State Rep. Chris Rabb, who is chair of the Equity Committee and a member of the Behavioral Health/Intellectual Disability Caucus in the state House, was instrumental in procuring funding through a Redevelopment Assistance Capital Program (RACP) grant.

“We must celebrate and appreciate everyone’s inherent value, including our neighbors and loved ones who are on the spectrum,” Rabb told the Local. 

According to college spokesman Chris Spangler, CHC will formally thank Rabb at an event on Thursday, April 28 at 2 p.m., which will be held at the SugarLoaf campus.

“We at Chestnut Hill College appreciate the tremendous and ongoing support of Representative Rabb on behalf of our students and our College community,” Spangler told the Local. “This latest award comes at a pivotal moment for CHC as we are set to advance a meaningful new slate of neurodiversity programming.”

The new program will start with a six-week Summer Bridge Program before freshman year or the summer before matriculation for transfer students. The summer program is designed to help students adapt to college and campus life.

In those initial weeks, the program will offer degree-seeking students an affirming and collaborative experience that is individualized to address their needs and interests, according to CHC’s description. Students will be invited to live on campus for one of the six weeks, during which time they can take a three-credit class and start building a network of new friends and classmates. Completion of the three-credit summer program means they’ll be able to take fewer courses in the fall, easing their transition to their first full semester. 

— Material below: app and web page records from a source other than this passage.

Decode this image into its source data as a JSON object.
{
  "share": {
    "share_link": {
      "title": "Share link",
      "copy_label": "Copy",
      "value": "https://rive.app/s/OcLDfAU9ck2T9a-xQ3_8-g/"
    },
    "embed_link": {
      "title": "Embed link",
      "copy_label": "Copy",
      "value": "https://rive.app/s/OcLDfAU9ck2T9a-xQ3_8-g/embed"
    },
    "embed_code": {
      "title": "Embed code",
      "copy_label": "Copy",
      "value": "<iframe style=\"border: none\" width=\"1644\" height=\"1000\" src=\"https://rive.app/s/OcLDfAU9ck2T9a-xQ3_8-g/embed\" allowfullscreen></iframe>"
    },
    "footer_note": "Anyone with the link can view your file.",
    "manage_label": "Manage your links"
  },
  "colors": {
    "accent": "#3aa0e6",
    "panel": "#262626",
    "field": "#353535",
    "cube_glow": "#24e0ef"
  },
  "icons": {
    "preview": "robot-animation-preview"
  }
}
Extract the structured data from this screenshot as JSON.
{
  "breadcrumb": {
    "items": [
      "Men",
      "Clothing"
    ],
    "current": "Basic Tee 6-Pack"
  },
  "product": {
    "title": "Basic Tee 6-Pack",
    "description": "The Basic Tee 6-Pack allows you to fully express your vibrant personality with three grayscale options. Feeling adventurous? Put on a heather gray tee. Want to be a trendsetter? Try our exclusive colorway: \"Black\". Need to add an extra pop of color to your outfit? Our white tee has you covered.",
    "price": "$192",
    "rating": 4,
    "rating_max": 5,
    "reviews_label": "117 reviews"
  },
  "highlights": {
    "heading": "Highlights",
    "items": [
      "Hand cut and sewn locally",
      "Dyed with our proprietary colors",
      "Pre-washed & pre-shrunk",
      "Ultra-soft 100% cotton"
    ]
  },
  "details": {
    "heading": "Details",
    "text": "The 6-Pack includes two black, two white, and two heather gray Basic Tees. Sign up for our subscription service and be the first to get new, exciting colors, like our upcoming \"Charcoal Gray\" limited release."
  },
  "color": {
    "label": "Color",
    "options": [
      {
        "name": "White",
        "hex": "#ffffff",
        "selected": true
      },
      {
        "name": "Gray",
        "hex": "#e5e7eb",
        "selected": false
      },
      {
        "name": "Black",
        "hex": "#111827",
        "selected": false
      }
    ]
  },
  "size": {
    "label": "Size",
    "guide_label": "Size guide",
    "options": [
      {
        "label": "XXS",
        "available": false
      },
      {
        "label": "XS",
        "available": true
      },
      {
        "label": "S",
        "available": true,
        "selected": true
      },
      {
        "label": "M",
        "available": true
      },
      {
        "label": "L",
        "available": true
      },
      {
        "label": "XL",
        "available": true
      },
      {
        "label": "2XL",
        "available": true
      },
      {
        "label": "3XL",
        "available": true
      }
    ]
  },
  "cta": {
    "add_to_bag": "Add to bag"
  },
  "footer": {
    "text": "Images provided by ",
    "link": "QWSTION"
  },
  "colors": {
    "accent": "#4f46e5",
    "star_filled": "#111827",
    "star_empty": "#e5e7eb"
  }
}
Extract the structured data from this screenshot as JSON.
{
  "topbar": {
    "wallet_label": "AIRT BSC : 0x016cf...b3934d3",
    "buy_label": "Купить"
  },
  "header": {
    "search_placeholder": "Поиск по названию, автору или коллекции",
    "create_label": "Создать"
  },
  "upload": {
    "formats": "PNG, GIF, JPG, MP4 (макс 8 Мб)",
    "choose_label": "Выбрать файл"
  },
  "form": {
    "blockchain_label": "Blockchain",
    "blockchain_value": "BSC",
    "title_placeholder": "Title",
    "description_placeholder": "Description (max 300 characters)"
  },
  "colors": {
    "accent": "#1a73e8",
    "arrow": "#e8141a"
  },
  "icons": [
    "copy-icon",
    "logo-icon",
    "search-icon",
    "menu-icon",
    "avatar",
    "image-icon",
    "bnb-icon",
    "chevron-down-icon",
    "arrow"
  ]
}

After completing the summer program, students will begin the regular college school year in the fall. Students who live on campus and those who commute will be able to continue participating in the program throughout all four years of their undergraduate experience.

“The program goal is to support a student’s journey to reach the pinnacle of their college experience, emerging prepared to be an independent, innovative thinker, contributing to and engaging with a global society using their unique skills,” the statement reads. “Independent living skills and executive function strategies will be facilitated by campus staff to foster student autonomy on campus.”

Comments

No comments on this item Please log in to comment by clicking here